Task brief = Write out the records below word for word, please.

Data excerpts
=-=-=-=-=

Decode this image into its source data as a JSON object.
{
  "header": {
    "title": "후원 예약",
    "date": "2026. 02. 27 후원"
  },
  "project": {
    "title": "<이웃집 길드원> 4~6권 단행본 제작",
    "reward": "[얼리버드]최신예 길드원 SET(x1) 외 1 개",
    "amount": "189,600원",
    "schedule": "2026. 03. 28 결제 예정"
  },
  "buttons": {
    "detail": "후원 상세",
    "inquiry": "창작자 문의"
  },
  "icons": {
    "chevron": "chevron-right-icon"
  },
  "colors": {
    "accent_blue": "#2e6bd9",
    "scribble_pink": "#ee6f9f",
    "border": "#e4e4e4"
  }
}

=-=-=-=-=

Exercise solution =
Decode this image into its source data as a JSON object.
{
  "header": {
    "title": "후원 예약",
    "date": "2026. 02. 27 후원"
  },
  "project": {
    "title": "<이웃집 길드원> 4~6권 단행본 제작",
    "reward": "[얼리버드]최신예 길드원 SET(x1) 외 1 개",
    "amount": "189,600원",
    "schedule": "2026. 03. 28 결제 예정"
  },
  "buttons": {
    "detail": "후원 상세",
    "inquiry": "창작자 문의"
  },
  "icons": {
    "chevron": "chevron-right-icon"
  },
  "colors": {
    "accent_blue": "#2e6bd9",
    "scribble_pink": "#ee6f9f",
    "border": "#e4e4e4"
  }
}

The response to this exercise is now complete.